*Work order*
Show, in full, each line of the data that contains "USDT".

*Data excerpts*
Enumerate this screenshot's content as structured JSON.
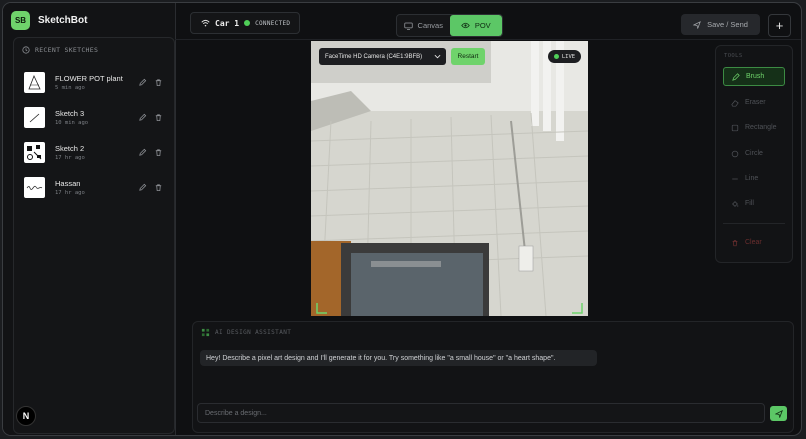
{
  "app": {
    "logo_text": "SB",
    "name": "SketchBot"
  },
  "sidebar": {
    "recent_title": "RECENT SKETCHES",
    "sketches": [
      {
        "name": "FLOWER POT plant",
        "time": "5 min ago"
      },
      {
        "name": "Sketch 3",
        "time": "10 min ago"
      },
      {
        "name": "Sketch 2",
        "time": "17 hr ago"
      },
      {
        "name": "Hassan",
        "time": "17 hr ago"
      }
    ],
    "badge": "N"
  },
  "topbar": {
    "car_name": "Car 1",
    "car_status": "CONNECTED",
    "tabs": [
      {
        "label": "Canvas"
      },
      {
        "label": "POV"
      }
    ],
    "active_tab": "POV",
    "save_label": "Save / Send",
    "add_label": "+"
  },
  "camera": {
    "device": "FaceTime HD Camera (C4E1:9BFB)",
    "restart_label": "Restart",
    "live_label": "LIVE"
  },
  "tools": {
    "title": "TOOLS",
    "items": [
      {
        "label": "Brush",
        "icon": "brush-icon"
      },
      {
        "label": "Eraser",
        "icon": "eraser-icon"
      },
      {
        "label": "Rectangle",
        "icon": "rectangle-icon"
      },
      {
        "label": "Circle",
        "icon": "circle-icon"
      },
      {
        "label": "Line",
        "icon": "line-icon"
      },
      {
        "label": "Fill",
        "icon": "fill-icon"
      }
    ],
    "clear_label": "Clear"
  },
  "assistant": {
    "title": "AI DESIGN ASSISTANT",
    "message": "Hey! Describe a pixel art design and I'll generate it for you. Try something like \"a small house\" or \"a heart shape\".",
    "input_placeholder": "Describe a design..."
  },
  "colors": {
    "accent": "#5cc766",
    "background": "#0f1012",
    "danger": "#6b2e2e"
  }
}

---

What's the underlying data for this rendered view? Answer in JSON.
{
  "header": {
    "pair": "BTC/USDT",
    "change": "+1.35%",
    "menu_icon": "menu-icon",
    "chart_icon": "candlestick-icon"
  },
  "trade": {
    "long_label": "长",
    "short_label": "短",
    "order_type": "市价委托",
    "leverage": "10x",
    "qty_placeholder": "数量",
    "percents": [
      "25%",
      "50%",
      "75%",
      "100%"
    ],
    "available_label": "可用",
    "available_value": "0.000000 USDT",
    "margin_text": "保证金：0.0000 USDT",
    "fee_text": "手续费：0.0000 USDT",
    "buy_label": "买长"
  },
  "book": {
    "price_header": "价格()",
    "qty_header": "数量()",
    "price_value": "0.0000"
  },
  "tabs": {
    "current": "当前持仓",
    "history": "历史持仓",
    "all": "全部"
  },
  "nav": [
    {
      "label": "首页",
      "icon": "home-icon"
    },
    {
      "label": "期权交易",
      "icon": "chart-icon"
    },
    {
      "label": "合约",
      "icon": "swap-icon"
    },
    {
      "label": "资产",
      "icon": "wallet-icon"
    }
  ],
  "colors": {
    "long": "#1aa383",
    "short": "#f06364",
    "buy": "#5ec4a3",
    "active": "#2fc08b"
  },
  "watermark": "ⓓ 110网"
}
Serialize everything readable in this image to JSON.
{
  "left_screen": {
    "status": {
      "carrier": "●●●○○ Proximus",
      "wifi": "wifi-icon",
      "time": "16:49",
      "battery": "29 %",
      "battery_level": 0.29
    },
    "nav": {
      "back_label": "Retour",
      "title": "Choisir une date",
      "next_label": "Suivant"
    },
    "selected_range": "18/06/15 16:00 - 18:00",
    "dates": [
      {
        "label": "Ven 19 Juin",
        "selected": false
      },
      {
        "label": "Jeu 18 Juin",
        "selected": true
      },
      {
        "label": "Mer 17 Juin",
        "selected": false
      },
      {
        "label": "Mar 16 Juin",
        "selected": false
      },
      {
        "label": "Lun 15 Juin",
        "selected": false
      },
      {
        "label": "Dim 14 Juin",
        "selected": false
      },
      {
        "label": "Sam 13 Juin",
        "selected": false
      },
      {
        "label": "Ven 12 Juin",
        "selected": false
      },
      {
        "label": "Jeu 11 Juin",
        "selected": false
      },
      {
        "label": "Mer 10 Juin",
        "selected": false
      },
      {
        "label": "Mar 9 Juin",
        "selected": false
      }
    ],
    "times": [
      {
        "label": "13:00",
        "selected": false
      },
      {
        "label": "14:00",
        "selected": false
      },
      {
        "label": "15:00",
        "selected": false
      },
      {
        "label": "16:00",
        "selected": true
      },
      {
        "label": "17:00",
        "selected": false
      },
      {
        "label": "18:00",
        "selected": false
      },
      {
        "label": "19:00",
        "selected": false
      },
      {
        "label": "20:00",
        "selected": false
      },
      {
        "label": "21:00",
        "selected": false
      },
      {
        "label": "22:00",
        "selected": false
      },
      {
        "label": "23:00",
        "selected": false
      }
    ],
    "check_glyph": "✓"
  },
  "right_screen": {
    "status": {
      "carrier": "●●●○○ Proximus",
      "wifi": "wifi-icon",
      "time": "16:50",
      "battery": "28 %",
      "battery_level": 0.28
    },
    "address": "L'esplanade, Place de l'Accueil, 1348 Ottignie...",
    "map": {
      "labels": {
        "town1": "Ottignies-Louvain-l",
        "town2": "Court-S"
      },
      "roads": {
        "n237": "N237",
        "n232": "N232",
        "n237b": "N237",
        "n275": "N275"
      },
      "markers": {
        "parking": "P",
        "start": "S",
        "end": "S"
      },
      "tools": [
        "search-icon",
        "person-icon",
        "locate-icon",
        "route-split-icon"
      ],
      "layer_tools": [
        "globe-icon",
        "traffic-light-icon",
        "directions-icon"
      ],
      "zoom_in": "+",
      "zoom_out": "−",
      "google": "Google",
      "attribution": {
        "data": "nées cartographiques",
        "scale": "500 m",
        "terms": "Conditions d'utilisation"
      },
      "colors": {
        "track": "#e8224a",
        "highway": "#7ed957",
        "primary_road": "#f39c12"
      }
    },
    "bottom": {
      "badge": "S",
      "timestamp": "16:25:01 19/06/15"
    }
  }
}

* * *

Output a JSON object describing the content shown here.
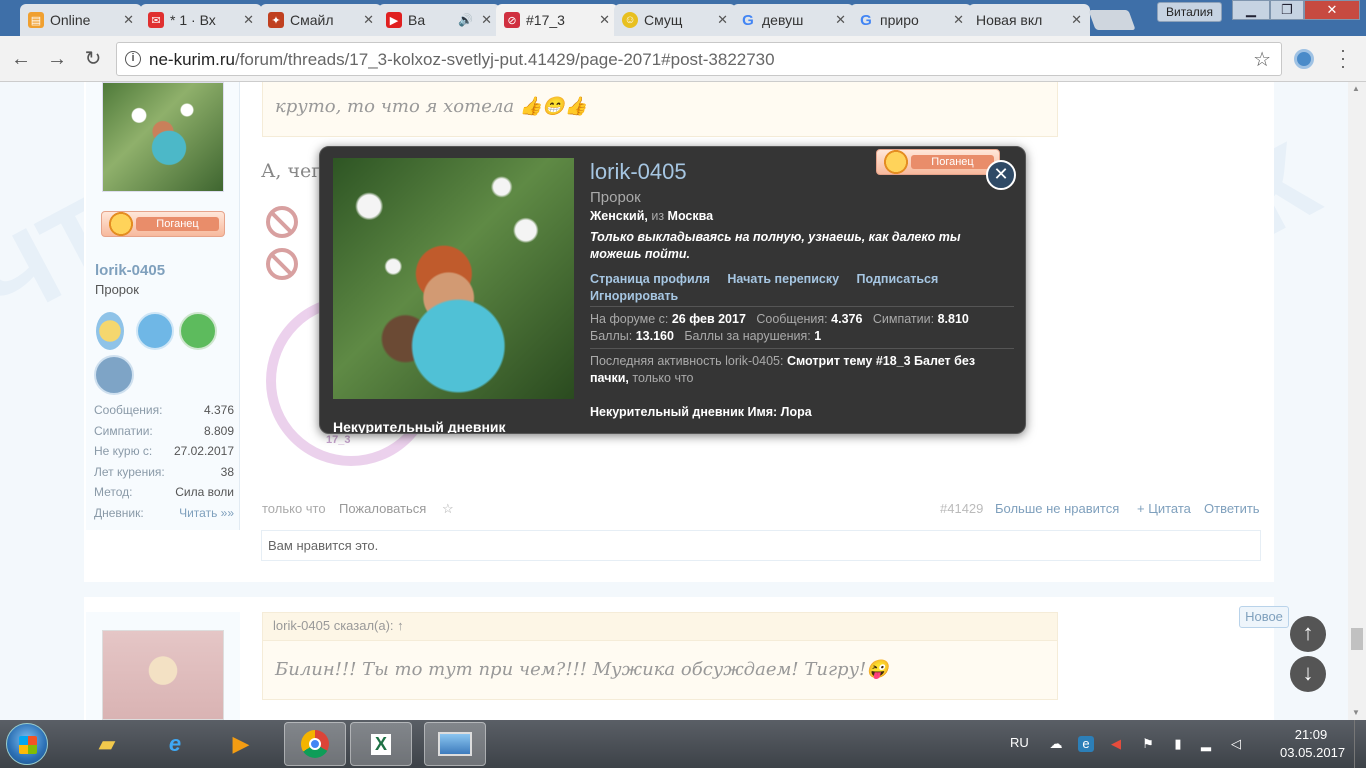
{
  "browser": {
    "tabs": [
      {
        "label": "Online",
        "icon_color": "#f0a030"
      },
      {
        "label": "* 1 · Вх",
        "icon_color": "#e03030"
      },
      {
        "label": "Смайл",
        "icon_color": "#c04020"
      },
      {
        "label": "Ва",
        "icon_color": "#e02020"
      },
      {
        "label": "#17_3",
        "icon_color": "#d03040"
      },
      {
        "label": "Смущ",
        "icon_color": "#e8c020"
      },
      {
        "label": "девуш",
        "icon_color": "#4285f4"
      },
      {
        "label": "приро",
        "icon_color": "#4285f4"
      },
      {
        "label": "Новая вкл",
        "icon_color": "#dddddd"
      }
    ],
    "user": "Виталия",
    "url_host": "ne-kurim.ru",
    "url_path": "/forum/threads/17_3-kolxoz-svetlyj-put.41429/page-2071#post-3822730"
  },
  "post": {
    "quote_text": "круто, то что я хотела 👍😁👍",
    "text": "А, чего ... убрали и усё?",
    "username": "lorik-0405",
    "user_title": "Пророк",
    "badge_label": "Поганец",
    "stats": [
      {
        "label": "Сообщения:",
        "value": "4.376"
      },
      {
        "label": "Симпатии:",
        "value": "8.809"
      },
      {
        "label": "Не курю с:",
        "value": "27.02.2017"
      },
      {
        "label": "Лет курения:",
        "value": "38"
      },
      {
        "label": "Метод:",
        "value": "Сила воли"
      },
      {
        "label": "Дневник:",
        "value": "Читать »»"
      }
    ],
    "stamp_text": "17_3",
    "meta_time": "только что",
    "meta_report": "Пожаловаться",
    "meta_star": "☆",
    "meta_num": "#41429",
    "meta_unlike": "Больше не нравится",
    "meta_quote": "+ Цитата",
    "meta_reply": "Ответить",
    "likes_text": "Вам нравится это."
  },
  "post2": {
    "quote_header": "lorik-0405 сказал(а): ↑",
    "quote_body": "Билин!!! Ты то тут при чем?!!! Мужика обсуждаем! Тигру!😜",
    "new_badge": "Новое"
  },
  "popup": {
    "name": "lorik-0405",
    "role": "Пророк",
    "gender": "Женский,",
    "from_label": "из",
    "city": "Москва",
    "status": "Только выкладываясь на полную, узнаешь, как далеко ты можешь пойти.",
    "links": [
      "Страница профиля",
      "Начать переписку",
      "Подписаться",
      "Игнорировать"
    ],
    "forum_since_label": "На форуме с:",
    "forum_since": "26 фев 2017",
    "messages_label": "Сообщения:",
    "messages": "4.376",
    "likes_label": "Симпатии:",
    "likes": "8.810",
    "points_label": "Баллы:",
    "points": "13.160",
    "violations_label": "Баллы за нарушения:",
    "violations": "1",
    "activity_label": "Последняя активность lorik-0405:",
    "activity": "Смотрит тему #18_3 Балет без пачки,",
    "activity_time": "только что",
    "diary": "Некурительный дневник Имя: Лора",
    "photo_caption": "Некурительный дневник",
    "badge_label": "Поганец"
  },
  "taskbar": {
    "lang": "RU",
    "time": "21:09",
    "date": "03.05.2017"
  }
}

*Solution*
    "pair": "BTC/USDT",
    "available_value": "0.000000 USDT",
    "margin_text": "保证金：0.0000 USDT",
    "fee_text": "手续费：0.0000 USDT",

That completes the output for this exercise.